* Exercise prompt
Find the word "Handwerksberufe" in the data below and copy each line that holds it.

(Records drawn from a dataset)
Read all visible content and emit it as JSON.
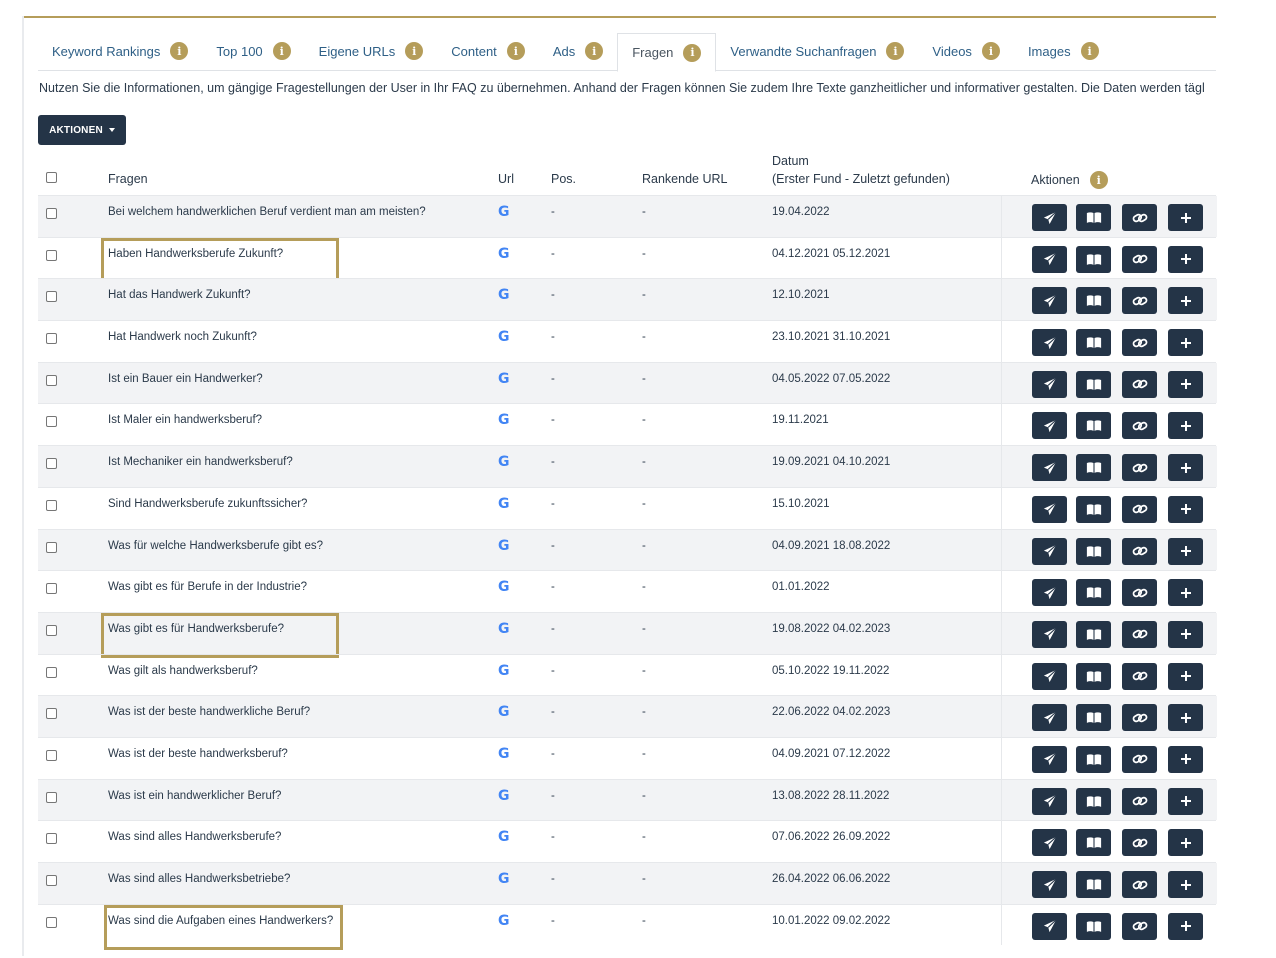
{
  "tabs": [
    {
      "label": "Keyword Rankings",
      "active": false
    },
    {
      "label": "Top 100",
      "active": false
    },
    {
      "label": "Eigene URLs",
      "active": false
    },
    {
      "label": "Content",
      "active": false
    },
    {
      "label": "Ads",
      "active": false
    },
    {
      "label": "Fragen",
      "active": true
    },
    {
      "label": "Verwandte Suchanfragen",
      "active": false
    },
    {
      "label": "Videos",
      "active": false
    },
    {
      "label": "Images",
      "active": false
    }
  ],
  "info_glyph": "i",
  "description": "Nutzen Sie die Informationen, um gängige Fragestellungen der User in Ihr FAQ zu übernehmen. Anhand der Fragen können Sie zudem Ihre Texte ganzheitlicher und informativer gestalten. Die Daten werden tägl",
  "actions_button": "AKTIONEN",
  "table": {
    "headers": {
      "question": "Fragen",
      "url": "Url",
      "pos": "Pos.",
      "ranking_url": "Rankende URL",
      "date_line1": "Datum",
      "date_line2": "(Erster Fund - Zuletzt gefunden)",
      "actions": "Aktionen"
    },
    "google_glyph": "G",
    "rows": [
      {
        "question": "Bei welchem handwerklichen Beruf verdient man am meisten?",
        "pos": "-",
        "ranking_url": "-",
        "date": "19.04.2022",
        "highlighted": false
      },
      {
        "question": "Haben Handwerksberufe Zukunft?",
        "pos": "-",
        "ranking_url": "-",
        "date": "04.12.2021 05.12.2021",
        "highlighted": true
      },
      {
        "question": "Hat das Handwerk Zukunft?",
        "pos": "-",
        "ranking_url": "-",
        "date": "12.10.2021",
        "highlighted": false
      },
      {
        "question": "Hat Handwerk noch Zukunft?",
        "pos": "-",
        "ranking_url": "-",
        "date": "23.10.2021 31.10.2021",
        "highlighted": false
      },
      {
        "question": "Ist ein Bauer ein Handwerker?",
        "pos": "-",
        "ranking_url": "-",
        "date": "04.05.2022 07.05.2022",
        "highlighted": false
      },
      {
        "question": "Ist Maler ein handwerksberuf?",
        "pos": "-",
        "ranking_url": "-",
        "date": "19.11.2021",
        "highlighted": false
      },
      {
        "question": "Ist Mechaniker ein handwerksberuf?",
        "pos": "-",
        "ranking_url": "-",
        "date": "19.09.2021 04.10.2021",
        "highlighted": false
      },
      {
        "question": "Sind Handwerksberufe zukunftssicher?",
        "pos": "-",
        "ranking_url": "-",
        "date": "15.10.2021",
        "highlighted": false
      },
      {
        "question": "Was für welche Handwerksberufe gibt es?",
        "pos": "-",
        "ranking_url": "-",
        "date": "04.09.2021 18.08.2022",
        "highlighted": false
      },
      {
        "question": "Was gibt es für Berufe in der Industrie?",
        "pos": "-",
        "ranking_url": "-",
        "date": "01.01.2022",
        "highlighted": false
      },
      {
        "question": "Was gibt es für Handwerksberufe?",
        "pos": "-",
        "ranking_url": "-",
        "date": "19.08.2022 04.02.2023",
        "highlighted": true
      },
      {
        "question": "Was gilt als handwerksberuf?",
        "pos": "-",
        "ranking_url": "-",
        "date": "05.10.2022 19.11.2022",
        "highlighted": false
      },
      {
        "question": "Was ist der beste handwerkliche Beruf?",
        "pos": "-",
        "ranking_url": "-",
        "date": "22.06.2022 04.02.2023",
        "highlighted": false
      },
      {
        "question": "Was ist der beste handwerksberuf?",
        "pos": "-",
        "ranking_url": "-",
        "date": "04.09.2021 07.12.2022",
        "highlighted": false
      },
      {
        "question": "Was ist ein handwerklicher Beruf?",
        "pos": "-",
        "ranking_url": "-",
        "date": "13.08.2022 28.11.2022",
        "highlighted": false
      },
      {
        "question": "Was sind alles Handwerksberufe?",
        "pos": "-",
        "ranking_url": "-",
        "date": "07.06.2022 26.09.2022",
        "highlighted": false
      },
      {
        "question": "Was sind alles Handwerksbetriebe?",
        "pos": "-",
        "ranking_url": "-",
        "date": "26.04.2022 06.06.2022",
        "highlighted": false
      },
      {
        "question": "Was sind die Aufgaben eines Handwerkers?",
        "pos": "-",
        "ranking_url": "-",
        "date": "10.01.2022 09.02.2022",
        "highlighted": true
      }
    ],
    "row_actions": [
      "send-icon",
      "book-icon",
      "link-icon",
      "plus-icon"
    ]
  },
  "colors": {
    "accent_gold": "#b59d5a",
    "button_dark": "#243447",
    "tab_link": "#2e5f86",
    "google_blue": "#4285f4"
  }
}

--

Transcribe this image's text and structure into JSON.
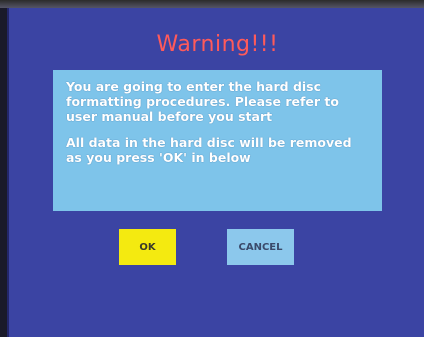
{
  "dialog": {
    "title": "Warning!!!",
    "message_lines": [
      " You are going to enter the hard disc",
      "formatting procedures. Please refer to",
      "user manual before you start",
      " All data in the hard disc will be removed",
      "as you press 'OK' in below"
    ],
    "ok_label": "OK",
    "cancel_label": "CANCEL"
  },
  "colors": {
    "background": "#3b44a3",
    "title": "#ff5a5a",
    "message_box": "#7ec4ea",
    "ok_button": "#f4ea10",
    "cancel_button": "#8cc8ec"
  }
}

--

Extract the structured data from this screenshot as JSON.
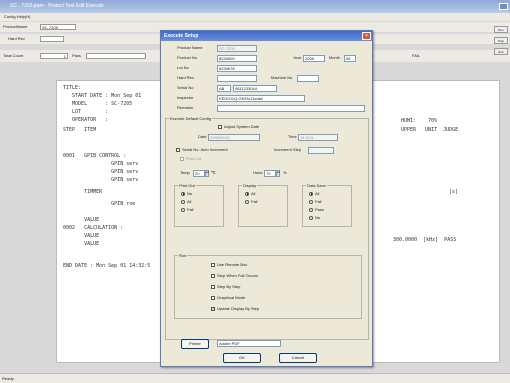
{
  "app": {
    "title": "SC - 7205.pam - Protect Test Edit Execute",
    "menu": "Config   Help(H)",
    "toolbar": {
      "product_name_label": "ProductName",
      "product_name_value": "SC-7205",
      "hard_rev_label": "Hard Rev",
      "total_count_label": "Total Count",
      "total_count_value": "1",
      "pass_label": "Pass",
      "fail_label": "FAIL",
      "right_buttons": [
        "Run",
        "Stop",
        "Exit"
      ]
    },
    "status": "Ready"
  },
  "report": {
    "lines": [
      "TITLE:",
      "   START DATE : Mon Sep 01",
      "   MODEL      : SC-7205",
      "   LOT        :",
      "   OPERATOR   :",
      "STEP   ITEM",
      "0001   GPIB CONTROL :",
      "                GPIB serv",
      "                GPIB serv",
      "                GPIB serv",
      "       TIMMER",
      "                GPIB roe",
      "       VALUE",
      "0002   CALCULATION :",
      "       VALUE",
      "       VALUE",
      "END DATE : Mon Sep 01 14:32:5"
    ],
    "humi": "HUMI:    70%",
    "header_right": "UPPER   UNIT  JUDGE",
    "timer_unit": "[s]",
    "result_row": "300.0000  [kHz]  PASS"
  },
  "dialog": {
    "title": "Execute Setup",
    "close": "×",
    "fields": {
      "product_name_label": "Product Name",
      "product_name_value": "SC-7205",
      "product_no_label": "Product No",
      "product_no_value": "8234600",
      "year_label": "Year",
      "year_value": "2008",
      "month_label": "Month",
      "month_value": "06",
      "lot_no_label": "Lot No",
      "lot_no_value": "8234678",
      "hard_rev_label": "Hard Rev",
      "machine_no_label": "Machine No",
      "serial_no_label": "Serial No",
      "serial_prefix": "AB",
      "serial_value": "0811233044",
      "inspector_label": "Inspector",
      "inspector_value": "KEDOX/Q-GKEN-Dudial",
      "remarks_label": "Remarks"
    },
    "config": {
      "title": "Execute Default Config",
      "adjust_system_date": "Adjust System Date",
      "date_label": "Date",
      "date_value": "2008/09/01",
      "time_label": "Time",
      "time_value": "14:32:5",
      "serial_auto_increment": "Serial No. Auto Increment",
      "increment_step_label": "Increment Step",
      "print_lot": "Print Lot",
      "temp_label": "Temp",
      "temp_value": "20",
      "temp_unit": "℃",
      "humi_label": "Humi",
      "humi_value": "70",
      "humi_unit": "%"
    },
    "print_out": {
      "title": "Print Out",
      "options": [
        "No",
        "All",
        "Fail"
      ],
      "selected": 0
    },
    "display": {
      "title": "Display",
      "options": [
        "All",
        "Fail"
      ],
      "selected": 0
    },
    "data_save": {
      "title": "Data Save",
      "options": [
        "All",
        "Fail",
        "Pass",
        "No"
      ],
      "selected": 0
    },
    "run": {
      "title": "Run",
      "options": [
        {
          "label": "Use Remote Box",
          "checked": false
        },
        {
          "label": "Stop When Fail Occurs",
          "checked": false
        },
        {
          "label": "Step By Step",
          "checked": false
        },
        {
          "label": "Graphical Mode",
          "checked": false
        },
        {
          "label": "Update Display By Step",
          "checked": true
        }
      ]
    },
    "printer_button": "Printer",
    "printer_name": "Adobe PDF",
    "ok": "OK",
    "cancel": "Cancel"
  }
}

* Solution
        "question": "Haben Handwerksberufe Zukunft?",
        "question": "Sind Handwerksberufe zukunftssicher?",
        "question": "Was für welche Handwerksberufe gibt es?",
        "question": "Was gibt es für Handwerksberufe?",
        "question": "Was sind alles Handwerksberufe?",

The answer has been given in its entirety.